▸ **ASSIGNED TASK**
Please retype the records below exactly as they stand.

** ENTRIES SUPPLIED follows **

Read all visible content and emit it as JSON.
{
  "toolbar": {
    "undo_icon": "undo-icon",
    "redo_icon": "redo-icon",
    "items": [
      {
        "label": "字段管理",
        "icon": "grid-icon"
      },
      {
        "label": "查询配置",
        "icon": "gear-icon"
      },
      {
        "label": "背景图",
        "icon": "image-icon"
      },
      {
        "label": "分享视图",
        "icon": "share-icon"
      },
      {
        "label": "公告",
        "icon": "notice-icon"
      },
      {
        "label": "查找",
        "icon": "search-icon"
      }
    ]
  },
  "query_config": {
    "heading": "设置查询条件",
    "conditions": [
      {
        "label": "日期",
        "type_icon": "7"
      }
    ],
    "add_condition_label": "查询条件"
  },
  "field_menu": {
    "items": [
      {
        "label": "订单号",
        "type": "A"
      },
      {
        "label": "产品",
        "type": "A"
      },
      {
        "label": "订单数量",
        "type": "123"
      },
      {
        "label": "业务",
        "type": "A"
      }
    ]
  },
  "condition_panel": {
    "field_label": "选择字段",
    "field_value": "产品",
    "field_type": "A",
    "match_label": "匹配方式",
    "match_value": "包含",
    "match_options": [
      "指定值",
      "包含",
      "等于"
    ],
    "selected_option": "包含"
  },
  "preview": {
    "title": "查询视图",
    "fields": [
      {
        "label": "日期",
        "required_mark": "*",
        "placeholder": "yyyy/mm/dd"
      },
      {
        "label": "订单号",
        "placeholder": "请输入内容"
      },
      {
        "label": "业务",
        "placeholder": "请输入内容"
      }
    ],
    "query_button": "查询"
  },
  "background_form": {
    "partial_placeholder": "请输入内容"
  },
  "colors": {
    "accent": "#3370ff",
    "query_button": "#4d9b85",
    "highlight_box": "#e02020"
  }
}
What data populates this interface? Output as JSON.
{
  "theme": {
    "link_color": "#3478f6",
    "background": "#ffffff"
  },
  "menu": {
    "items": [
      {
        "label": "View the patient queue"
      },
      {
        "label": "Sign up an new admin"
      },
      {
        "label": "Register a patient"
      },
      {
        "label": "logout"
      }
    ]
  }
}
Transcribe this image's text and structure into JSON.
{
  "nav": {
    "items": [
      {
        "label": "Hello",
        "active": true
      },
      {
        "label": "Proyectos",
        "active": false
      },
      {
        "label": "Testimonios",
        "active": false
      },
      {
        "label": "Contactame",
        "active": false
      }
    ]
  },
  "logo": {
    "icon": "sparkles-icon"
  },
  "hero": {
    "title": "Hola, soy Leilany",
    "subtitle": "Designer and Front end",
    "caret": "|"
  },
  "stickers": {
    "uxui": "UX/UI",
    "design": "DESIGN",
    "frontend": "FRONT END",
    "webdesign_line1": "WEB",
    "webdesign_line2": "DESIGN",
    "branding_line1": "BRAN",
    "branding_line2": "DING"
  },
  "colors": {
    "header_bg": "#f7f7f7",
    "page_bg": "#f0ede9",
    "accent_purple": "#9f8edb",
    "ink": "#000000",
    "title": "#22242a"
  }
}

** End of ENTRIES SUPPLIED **

▸ **YOUR SOLUTION**
Read all visible content and emit it as JSON.
{
  "toolbar": {
    "undo_icon": "undo-icon",
    "redo_icon": "redo-icon",
    "items": [
      {
        "label": "字段管理",
        "icon": "grid-icon"
      },
      {
        "label": "查询配置",
        "icon": "gear-icon"
      },
      {
        "label": "背景图",
        "icon": "image-icon"
      },
      {
        "label": "分享视图",
        "icon": "share-icon"
      },
      {
        "label": "公告",
        "icon": "notice-icon"
      },
      {
        "label": "查找",
        "icon": "search-icon"
      }
    ]
  },
  "query_config": {
    "heading": "设置查询条件",
    "conditions": [
      {
        "label": "日期",
        "type_icon": "7"
      }
    ],
    "add_condition_label": "查询条件"
  },
  "field_menu": {
    "items": [
      {
        "label": "订单号",
        "type": "A"
      },
      {
        "label": "产品",
        "type": "A"
      },
      {
        "label": "订单数量",
        "type": "123"
      },
      {
        "label": "业务",
        "type": "A"
      }
    ]
  },
  "condition_panel": {
    "field_label": "选择字段",
    "field_value": "产品",
    "field_type": "A",
    "match_label": "匹配方式",
    "match_value": "包含",
    "match_options": [
      "指定值",
      "包含",
      "等于"
    ],
    "selected_option": "包含"
  },
  "preview": {
    "title": "查询视图",
    "fields": [
      {
        "label": "日期",
        "required_mark": "*",
        "placeholder": "yyyy/mm/dd"
      },
      {
        "label": "订单号",
        "placeholder": "请输入内容"
      },
      {
        "label": "业务",
        "placeholder": "请输入内容"
      }
    ],
    "query_button": "查询"
  },
  "background_form": {
    "partial_placeholder": "请输入内容"
  },
  "colors": {
    "accent": "#3370ff",
    "query_button": "#4d9b85",
    "highlight_box": "#e02020"
  }
}
What data populates this interface? Output as JSON.
{
  "theme": {
    "link_color": "#3478f6",
    "background": "#ffffff"
  },
  "menu": {
    "items": [
      {
        "label": "View the patient queue"
      },
      {
        "label": "Sign up an new admin"
      },
      {
        "label": "Register a patient"
      },
      {
        "label": "logout"
      }
    ]
  }
}
Transcribe this image's text and structure into JSON.
{
  "nav": {
    "items": [
      {
        "label": "Hello",
        "active": true
      },
      {
        "label": "Proyectos",
        "active": false
      },
      {
        "label": "Testimonios",
        "active": false
      },
      {
        "label": "Contactame",
        "active": false
      }
    ]
  },
  "logo": {
    "icon": "sparkles-icon"
  },
  "hero": {
    "title": "Hola, soy Leilany",
    "subtitle": "Designer and Front end",
    "caret": "|"
  },
  "stickers": {
    "uxui": "UX/UI",
    "design": "DESIGN",
    "frontend": "FRONT END",
    "webdesign_line1": "WEB",
    "webdesign_line2": "DESIGN",
    "branding_line1": "BRAN",
    "branding_line2": "DING"
  },
  "colors": {
    "header_bg": "#f7f7f7",
    "page_bg": "#f0ede9",
    "accent_purple": "#9f8edb",
    "ink": "#000000",
    "title": "#22242a"
  }
}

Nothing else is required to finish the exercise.